US6825371Dec 3, 2002Nov 30, 2004Mitsubishi Chemical CorporationCatalyst for polymerization of alpha -olefin, which comprises: an essential component (a) of a transition metal compound, an essential component (b) of an ion exchangeable layer compound except for silicate, or an inorganic silicate, and optional
US6927261Apr 10, 2002Aug 9, 2005W. R. Grace & Co.-Conn.Forming a coordination catalyst system useful for the polymerization of olefins comprising: providing as Component is selected from at least one ligand forming compound or precursor compounds capable of forming at least one ligand

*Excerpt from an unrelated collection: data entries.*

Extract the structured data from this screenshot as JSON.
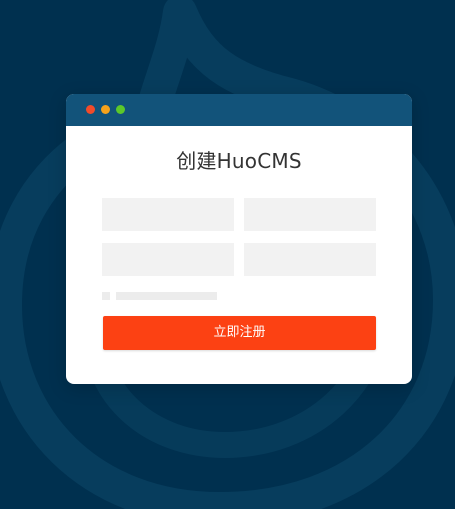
{
  "page": {
    "background_color": "#00304f",
    "decoration_color": "#08405f"
  },
  "card": {
    "title": "创建HuoCMS",
    "titlebar_color": "#12537a",
    "window_dots": [
      "#f24b2a",
      "#f6a21a",
      "#5cc82a"
    ]
  },
  "form": {
    "fields": [
      {
        "value": "",
        "placeholder": ""
      },
      {
        "value": "",
        "placeholder": ""
      },
      {
        "value": "",
        "placeholder": ""
      },
      {
        "value": "",
        "placeholder": ""
      }
    ],
    "agree_checked": false,
    "submit_label": "立即注册",
    "submit_color": "#fc4113"
  }
}
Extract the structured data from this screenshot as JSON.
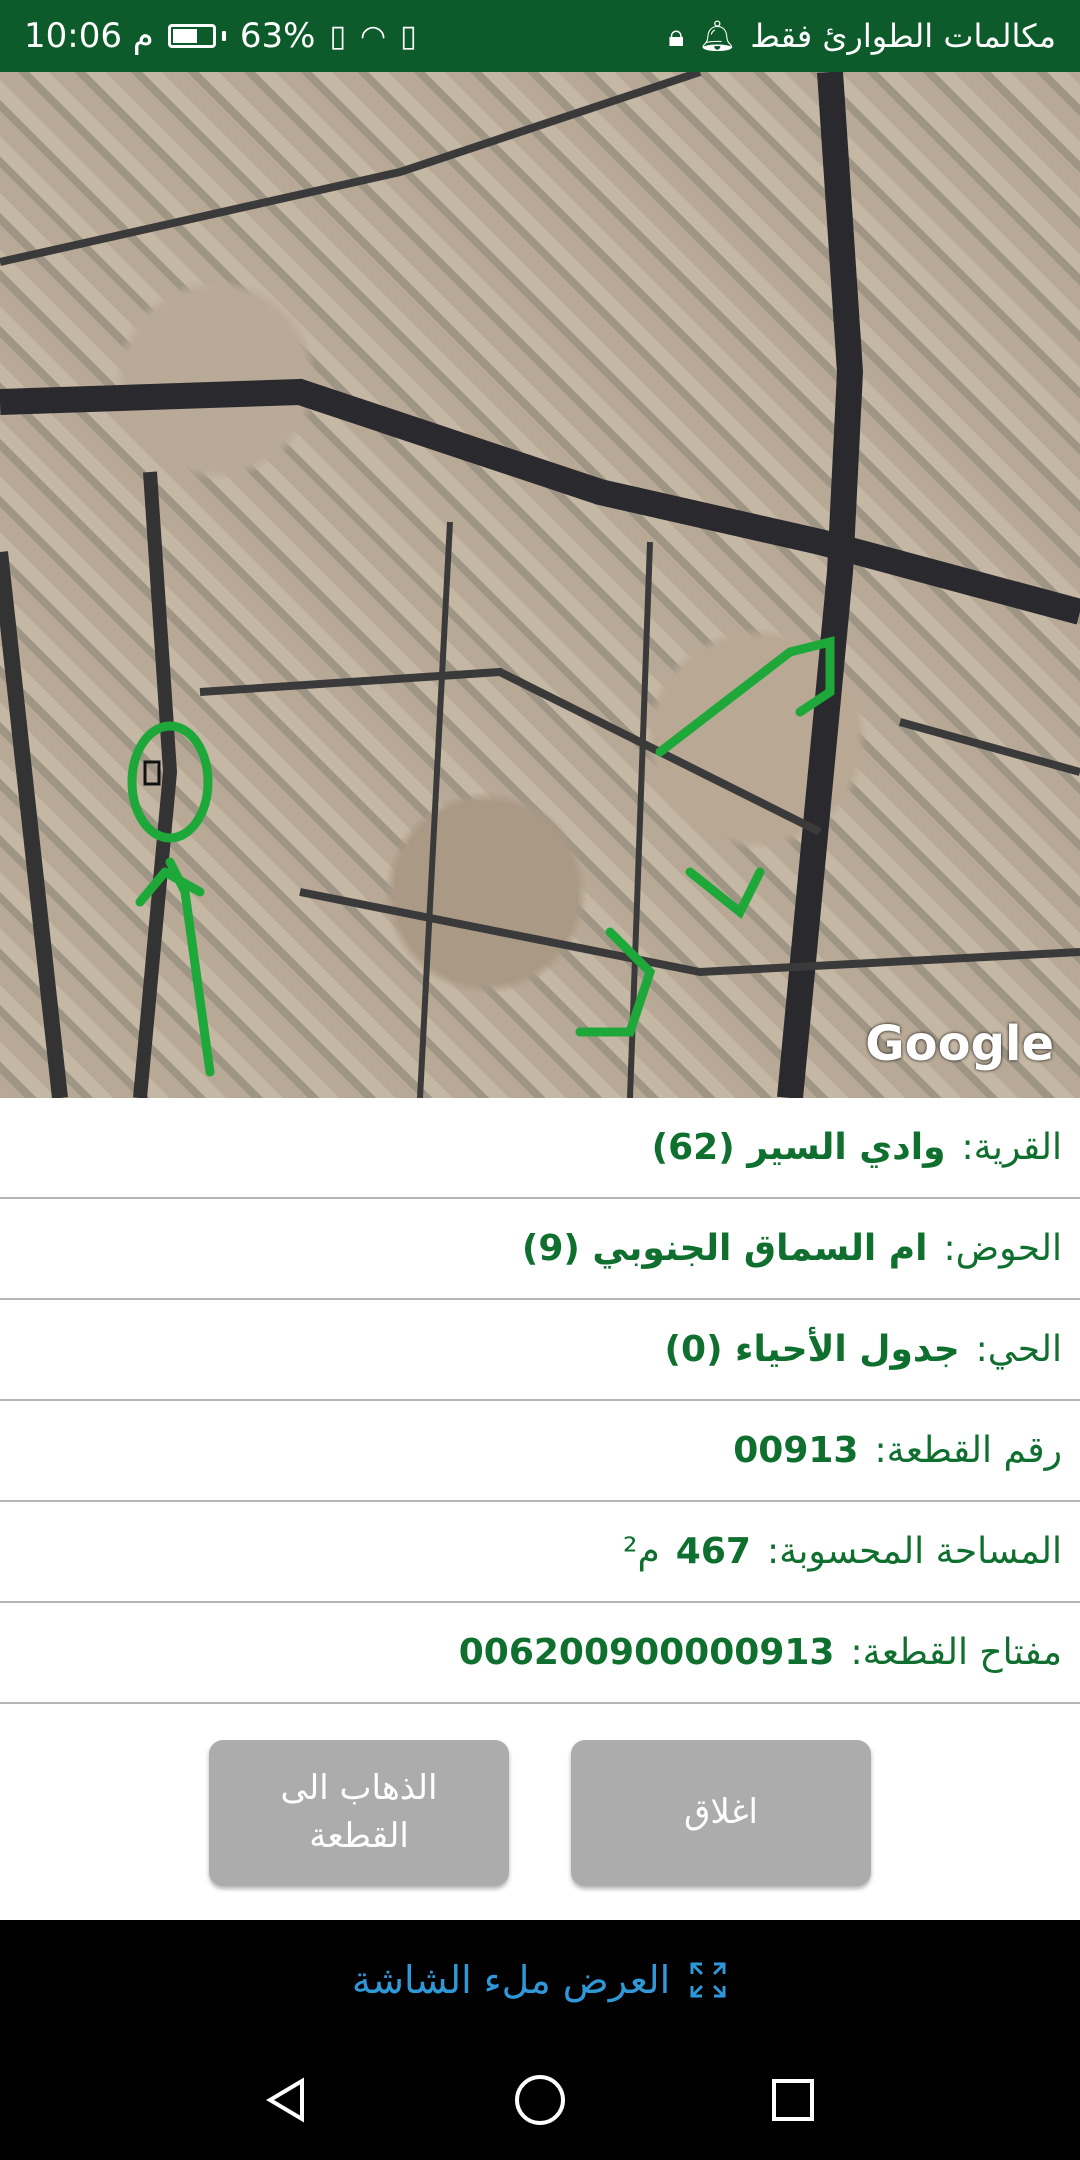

US6943224Apr 10, 2002Sep 13, 2005W. R. Grace & Co.-Conn.Process for preparing supported transition metal catalyst systems and catalyst systems prepared thereby
US6946420Apr 10, 2002Sep 20, 2005W. R. Grace & Co.-ConnCoordination catalyst systems employing chromium support-agglomerate and method of their preparation
US6979718 *Jul 28, 2003Dec 27, 2005Equistar Chemicals, LpProcess for making polyolefin compositions containing exfoliated clay
US7282546 *Jun 22, 2005Oct 16, 2007Fina Technology, Inc.Cocatalysts for reduction of production problems in metallocene-catalyzed polymerizations
US7291575Aug 5, 2003Nov 6, 2007Keng Yu ShihPolymerization catalyst complex
Classifications
U.S. Classification502/62, 526/352, 502/120, 526/348.6, 526/129
International ClassificationC08F4/659, C08F4/6592, C08F4/642, C08F10/00, C08F4/02
Cooperative ClassificationC08F4/65912, C08F4/65922, C08F4/65916, C08F10/00
European ClassificationC08F10/00
Legal Events
DateCodeEventDescription
Apr 21, 2010FPAYFee payment
Year of fee payment: 12
Apr 7, 2006FPAYFee payment
Year of fee payment: 8
Apr 11, 2002FPAYFee payment
Year of fee payment: 4